  • There are two cultures in the bank - asset side culture where employees come from bottom of the pyramid, are paid less but associate strongly with the culture created by Mr. Ghosh. The liability side culture requires staff dealing with middle/affluent class clients and where Mr. Ghosh is looking for talent and they are probably better paid. Can these two cultures co-exist in harmony and grow the bank?
  • As bank tries to build non-MFI assets, does it have requisite underwriting skills, teams, expertise in place?

Disc - Tracking position in Bandhan Bank, > 5% of portfolio in Arman, no investments in the rest. This is not a buy/sell reco, investors are advised to do their own due diligence.

(Mahendra243) #91

Sometimes markets are inefficient to value certain companies
Bandhan which lends in some states is valued at 56K cr
Tata Motors which has plants across the globe with huge assets is valued at 47K Cr

(atul1082) #92

Your figures about Tata motors do not seems to be right

(Mayank Narula) #93

Figure is 47k, which is lesser than Bandhan, but that is an absurd comparison. Valuation is a function of not assets or even sales, it is how much value you capture from your assets or sales.

(S_Banerjee) #94

How the shareholding norms can be addressed. Only negative market is taking in my observation,though it is a bit tricky thing for mngmnt. What is your view on this.

Disc : Invested.

(Vishal Bharti) #95

Read somewhere today that India new Chief Economic Advisor is on the board of Bandhan Bank. Nothing much to make out of it I think, just wanted to share here.

(S_Banerjee) #96

If we look back, Bandhan Bank has the tradition of involving top class business brains in their operations. Their IPO issue price valuation team consists of Goldman Sachs and JP Morgan.
Last year non-ex chairman Ashok Kumar Lahiri joined Fifteenth Finance Commission as member. And now, director Krishnamurthy Subramanian becomes the Chief Economic Adviser.

(Vishal Bharti) #97

A small relief for Bandhan Bank

(Ranga Kiran) #98

(James Sebastian) #99

df41915f-483d-4cc5-b5c0-7f0d9d42140c.pdf (2.0 MB)

Filing by Bandhan Bank on amalgamation with Gruh Finance

Swap ratio 568 shares of Bandhan for every 1000 shares of Gruh.
So either Bandhan share price has to go up or Gruh will come down relative to Bandhan share price to remove arbitrage value. Considering Bandhan already paying little less than 50 times P/E or 13.x times P/B for Gruh.

Views invited to see how this will affect short term for the stocks.

Disc: ~ 3% PF in Bandhan and toke holding in Gruh.

(Divyanshu Bagga) #100

What will be the pros\cons of the said merger?


  • HDFC will become one of the promoter with 10% stake.
  • Bandhan Bank can leverage the loan assessment capabilities of Gruh. Gruh has an excellent, time tested, decentralised system of credit appraisal.
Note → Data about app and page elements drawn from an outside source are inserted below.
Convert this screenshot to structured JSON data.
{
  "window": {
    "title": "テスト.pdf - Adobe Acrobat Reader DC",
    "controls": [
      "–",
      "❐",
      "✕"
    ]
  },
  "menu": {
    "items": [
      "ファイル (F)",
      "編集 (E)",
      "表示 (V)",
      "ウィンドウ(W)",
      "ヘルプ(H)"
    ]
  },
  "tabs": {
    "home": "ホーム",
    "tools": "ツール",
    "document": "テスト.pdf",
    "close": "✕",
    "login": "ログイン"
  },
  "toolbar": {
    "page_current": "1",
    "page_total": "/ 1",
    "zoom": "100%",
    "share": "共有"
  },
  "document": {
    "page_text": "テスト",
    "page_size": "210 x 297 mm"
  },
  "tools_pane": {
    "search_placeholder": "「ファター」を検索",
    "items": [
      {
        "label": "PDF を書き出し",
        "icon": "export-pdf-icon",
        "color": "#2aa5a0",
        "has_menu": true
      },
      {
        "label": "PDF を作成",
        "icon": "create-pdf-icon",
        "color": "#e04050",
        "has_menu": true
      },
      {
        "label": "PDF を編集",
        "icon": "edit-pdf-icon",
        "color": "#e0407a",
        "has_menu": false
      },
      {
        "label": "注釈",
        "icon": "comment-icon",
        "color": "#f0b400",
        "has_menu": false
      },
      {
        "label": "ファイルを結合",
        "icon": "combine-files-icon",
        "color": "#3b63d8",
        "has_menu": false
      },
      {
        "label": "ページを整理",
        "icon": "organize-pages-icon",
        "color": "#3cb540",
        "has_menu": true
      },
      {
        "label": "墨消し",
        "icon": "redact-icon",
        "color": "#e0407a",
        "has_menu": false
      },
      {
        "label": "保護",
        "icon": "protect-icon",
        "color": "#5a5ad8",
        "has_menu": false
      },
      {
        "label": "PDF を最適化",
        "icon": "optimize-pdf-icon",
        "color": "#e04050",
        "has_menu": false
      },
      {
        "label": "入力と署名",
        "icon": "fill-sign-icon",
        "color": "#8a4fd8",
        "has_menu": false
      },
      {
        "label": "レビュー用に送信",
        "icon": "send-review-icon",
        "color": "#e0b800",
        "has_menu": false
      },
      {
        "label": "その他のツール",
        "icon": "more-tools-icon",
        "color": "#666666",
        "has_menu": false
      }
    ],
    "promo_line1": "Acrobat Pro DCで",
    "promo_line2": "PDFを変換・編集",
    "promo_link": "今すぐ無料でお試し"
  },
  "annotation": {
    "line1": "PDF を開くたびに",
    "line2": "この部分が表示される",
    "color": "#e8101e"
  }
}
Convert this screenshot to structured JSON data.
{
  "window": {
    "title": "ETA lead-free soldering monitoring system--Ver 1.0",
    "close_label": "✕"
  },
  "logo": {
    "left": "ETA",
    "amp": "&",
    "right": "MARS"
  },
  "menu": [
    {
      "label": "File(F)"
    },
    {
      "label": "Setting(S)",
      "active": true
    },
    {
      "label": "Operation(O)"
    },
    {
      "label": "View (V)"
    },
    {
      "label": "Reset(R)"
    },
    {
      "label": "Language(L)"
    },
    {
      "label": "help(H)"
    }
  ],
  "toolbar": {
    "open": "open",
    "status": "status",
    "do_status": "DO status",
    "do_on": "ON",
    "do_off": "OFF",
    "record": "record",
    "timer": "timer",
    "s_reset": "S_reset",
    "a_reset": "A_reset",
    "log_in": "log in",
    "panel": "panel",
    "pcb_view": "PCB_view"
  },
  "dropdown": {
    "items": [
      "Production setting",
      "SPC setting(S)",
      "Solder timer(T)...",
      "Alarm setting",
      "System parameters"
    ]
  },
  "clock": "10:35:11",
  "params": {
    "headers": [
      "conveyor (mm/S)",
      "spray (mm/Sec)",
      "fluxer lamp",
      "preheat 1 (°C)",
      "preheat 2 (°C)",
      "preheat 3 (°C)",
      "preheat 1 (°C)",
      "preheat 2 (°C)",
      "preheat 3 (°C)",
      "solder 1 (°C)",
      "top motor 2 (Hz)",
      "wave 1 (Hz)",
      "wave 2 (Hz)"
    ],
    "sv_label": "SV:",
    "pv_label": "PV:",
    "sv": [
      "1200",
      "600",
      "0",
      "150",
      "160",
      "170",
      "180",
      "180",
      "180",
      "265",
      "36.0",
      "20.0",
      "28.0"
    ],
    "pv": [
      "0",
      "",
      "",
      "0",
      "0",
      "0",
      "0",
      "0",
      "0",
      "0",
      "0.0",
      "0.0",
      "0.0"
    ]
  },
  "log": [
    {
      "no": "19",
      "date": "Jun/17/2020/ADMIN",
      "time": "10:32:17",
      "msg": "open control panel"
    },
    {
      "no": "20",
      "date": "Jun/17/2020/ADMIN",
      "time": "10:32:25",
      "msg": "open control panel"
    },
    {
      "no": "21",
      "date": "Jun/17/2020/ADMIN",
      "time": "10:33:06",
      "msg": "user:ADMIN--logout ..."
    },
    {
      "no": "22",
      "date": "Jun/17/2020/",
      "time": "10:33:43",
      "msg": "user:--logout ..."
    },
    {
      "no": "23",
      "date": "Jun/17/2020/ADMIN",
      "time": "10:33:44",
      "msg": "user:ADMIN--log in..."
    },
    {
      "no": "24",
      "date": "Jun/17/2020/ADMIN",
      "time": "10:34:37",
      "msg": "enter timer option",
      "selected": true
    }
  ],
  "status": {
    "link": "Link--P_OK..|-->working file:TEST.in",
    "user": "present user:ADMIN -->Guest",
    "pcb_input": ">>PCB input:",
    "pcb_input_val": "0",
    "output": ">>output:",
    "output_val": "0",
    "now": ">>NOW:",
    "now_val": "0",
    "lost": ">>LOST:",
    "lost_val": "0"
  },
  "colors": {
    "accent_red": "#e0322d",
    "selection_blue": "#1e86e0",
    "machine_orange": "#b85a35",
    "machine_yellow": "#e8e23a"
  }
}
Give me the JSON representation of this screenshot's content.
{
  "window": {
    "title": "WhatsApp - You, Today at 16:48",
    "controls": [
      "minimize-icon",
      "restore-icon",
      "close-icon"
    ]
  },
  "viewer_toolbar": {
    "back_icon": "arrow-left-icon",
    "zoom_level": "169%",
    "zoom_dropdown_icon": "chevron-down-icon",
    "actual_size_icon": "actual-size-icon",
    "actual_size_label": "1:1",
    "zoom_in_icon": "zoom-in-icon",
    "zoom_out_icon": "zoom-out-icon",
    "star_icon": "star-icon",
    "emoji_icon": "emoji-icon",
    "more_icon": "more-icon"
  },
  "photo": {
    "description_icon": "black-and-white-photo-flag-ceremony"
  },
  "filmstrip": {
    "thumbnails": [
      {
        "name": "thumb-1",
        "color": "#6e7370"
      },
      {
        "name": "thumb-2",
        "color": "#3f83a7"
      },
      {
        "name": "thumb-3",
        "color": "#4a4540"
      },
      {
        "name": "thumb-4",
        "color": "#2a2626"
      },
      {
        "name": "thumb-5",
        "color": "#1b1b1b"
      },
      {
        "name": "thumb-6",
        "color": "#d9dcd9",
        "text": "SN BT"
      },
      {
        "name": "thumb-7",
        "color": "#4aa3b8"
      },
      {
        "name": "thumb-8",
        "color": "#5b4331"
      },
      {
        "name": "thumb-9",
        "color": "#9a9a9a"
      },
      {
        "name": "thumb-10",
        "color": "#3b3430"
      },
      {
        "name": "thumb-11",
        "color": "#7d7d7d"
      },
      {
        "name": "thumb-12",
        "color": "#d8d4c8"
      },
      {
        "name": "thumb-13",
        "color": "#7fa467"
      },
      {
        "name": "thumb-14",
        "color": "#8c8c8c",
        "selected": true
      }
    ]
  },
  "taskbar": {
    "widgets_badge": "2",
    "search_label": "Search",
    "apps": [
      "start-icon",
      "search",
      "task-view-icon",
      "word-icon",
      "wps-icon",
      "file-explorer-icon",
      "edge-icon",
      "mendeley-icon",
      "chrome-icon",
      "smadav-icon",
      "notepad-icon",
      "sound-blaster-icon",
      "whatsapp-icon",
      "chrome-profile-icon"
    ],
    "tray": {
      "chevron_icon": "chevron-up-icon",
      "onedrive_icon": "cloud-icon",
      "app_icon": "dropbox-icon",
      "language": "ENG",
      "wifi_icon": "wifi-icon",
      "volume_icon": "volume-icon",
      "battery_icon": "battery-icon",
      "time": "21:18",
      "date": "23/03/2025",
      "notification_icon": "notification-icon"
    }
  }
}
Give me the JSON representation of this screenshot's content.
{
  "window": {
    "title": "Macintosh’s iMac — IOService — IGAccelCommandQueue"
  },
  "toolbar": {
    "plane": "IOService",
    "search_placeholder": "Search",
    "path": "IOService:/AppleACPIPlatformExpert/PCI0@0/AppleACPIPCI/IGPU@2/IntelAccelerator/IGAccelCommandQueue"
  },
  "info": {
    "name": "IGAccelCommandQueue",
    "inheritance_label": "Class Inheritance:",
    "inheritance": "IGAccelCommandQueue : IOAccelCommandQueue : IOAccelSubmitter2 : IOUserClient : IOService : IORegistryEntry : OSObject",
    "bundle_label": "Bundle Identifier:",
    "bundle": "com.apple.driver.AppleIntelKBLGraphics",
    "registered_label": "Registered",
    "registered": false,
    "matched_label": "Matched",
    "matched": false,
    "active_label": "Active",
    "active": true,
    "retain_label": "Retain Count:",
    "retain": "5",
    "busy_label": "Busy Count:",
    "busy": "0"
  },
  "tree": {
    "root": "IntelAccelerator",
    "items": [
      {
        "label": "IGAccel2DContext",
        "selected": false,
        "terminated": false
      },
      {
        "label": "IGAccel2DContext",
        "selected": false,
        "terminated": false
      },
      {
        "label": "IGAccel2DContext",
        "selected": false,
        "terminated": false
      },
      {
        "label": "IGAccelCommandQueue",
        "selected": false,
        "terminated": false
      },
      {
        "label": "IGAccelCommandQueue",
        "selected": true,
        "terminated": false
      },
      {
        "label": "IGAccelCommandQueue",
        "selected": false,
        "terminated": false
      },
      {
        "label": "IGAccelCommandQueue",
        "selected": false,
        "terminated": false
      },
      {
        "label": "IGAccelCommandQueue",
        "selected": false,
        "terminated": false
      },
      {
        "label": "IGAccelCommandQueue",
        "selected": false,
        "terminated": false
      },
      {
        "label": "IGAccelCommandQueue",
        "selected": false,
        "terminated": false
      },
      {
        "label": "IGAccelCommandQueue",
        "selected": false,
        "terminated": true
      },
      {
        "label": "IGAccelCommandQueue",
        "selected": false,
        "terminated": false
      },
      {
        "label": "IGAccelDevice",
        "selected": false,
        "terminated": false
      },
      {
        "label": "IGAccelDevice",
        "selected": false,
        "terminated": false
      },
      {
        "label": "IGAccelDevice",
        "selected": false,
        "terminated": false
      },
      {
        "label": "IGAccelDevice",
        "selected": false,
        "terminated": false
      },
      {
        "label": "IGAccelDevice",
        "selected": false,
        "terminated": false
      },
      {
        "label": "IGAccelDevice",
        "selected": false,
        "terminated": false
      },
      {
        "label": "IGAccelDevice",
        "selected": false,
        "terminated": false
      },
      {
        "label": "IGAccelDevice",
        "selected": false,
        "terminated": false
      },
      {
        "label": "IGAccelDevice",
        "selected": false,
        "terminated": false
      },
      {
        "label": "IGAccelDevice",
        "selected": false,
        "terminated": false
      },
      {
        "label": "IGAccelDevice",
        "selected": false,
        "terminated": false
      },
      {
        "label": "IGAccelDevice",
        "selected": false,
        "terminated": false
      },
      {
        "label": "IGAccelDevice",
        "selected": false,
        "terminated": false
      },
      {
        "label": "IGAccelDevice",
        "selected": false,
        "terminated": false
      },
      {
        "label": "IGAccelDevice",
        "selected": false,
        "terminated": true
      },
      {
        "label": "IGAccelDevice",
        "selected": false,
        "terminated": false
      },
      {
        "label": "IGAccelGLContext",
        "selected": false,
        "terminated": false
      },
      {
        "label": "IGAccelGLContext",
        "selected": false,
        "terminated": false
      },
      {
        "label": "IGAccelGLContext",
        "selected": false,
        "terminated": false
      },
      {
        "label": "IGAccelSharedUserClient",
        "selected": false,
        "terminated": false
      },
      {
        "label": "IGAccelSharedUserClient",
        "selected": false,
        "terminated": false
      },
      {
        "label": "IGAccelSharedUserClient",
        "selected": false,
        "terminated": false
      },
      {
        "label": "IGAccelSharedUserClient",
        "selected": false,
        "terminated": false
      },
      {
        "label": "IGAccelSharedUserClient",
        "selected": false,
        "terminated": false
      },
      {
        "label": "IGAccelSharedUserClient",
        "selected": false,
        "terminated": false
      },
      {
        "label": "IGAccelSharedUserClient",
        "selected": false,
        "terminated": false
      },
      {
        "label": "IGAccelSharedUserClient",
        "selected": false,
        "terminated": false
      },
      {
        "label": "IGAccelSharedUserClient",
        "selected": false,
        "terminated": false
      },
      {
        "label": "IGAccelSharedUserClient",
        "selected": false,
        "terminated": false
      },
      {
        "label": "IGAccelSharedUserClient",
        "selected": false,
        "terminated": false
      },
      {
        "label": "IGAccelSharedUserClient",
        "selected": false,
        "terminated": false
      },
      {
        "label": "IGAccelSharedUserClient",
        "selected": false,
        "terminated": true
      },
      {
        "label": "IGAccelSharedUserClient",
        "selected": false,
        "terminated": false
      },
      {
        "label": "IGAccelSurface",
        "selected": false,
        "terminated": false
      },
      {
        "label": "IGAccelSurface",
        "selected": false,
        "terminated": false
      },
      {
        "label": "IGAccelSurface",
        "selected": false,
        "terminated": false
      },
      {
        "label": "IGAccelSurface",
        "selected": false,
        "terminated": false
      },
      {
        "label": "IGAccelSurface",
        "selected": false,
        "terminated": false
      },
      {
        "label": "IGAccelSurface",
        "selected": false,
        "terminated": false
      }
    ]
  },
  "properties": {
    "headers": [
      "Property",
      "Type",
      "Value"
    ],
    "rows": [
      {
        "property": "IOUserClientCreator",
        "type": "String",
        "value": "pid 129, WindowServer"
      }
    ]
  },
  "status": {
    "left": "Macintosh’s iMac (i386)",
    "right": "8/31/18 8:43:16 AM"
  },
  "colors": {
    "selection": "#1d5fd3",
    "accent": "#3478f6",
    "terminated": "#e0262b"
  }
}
  • At the time of the merger, Gruh is very expensive. Bandhan bank shareholders will be paying for merger with stock available at 11 times the book value.

(Vishal Bharti) #101

Valuations are expensive no doubt but you have to pay for buying a diamond…for buying a Sachin Tendulkar… Short term not sure…however Long term big positive for Bandhan i feel, it gets
a. HDFC as a promoter - so premiums to Bandhan valuation will continue.
b. Management of Gruh comes to Bandhan
c. They immediately get all branches of Gruh in the WEST where they have negligible presence.
d. Massive cross selling opportunities to each others customers - MFI loans in west and housing loans in the east. 2019-20 may be even higher growth.
e. Overall - becomes a HIGH quality financial(proven credentials) with focus on rural and semi-urban.

(bmsingh76) #102

bandhan valuation appears optically less expensive to gruh finance because bandhan recently raised money through IPO that leads to optically low price to book as book is risen up.In spite of that gruh is expensive but not that expensive to bandhan bank as it apppears.